The stock is valued at over $6 billion or roughly 3 times the trailing revenue base. As an example, Whole Foods only trades at 1.5 times expected revenue. Fresh Market has been public for a while and it trades at only 1.7 times revenue.
With the massive store growth of the smaller firms of The Fresh Market, Sprouts, and Natural Grocers, the sector has the potential to grab a larger portion of the overall $600 billion U.S. supermarket industry. According to Nutrition Business Journal, spending on the natural and organic sector has been growing at a rate of 10% annually with sales only reaching $43 billion in 2011. With less than 10% of the total supermarket sector, the natural and organic industry will benefit from the greater access to the produce that the new stores bring.
Investors paying more than double the IPO price of $18 must be salivating over the growth potential of Sprouts with locations in only eight states. This compares favorably to Natural Grocers in 13 states and The Fresh Market with locations in just over 20 states. Ironically, all three grocers have recently ventured into Oklahoma with plans for multiple locations in Tulsa.
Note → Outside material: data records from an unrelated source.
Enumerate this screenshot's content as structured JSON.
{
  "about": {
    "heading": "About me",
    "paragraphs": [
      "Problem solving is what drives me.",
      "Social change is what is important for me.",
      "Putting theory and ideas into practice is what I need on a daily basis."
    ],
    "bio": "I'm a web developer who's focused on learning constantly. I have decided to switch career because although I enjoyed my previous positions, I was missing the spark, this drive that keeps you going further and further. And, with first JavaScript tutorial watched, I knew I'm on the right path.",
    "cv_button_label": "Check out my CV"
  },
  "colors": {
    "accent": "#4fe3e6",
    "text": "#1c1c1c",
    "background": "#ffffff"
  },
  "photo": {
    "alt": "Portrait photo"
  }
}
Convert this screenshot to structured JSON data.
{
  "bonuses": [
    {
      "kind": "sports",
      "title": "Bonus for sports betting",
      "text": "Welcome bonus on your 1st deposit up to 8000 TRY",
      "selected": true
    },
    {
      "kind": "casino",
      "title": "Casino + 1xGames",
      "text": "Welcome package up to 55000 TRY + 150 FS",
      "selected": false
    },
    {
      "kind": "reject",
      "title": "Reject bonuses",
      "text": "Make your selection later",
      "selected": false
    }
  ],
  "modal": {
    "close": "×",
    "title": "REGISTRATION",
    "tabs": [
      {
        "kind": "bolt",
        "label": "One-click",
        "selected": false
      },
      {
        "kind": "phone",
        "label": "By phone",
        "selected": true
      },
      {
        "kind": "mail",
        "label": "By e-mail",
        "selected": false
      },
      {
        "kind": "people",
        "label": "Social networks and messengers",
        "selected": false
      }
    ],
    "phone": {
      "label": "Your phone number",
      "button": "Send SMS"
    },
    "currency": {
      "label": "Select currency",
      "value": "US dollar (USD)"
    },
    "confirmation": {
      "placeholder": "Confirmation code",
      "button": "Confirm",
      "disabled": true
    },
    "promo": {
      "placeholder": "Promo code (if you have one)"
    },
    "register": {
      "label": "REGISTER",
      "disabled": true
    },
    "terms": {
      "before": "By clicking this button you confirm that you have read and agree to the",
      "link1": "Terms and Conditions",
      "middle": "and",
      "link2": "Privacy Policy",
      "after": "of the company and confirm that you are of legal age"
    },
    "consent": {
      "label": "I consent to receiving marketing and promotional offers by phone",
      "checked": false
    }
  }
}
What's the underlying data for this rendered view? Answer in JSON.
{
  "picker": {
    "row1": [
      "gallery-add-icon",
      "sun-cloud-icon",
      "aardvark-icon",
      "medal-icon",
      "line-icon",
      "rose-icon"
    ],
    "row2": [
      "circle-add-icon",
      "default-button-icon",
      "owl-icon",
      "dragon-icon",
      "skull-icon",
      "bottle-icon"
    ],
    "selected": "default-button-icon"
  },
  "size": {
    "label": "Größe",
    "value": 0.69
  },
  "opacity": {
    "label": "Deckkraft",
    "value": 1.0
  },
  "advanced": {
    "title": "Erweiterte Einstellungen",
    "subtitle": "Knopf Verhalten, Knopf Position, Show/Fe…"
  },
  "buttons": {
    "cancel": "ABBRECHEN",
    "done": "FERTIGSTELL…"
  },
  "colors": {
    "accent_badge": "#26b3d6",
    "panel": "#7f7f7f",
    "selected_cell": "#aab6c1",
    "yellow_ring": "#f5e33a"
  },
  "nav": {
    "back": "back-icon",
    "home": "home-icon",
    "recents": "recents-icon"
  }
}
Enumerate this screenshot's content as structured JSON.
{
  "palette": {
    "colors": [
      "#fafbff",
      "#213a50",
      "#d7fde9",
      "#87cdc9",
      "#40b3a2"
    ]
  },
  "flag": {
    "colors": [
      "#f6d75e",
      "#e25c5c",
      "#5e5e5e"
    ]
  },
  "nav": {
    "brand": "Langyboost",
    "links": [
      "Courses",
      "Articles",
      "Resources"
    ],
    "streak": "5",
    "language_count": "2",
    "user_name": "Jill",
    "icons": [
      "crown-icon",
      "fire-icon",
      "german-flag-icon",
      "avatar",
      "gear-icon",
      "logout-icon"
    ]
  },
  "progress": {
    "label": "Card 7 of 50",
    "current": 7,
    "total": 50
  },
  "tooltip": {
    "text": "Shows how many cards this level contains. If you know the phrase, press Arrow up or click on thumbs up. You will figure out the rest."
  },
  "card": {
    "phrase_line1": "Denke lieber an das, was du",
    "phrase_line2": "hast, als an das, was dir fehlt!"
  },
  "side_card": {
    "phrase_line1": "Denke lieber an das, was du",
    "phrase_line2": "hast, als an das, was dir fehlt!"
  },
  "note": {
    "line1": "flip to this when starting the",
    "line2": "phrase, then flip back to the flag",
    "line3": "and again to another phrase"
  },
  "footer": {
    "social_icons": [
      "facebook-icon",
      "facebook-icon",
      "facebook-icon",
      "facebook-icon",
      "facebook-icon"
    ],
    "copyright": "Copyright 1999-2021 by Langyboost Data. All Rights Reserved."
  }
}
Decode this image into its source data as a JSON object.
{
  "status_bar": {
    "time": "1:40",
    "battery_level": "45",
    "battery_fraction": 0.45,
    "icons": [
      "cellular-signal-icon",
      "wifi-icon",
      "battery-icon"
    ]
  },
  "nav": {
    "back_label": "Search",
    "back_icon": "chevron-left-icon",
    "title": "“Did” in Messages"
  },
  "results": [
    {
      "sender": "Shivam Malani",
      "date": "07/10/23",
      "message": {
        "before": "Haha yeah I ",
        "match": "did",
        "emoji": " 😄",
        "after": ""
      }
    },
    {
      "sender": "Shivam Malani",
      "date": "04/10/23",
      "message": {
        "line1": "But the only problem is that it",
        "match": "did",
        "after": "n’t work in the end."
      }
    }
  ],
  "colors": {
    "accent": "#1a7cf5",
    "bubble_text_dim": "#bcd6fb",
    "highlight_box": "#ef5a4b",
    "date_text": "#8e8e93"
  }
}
This state and the metro areas of Oklahoma City and Tulsa could provide the ultimate research as to which operation will ultimately succeed in dominating the plans for nationwide rollouts.
As mentioned above, Sprouts trades at market value exceeding $6 billion with revenues of $2 billion in 2012. The company reported revenue of $622 million for the quarter ending June 30 with growth of 22%. This compares to a sector that generally trades at 2 times trailing revenue making Sprouts the most expensive in the group. Especially considering the company isn’t overly profitable with razor thin profit margins in 2012 of around 2%. Hard to fathom that adjusted earnings of $45 million could justify a valuation of $6 billion in the grocery sector no matter the strong growth potential. The Q1 results provide some hope as adjusted profit margins hit 3.4%.
Based on recent shopping experiences at a new Sprouts store in my metro area, it was shocking to see the IPO price above the range. The surprising part was the magnitude and valuation afforded the stock compared to other industry players. Sprouts appears a top notch operator, but razor thin profit margins make the current valuation difficult to swallow. Sure the $6 billion stock has all the makings of competing well against sector leader Whole Foods down the road, but investors need to wait for a discount on the stock to justify buying. Remember that Whole Foods has mentioned more competitive pricing and that could impact competitors such as Sprouts.
Mark Holder and Stone Fox Capital Advisors, LLC have no positions in any stocks mentioned. The Motley Fool recommends The Fresh Market. Try any of our Foolish newsletter services free for 30 days. We Fools may not all hold the same opinions, but we all believe that considering a diverse range of insights makes us better investors. The Motley Fool has a disclosure policy. Is this post wrong? Click here. Think you can do better? Join us and write your own!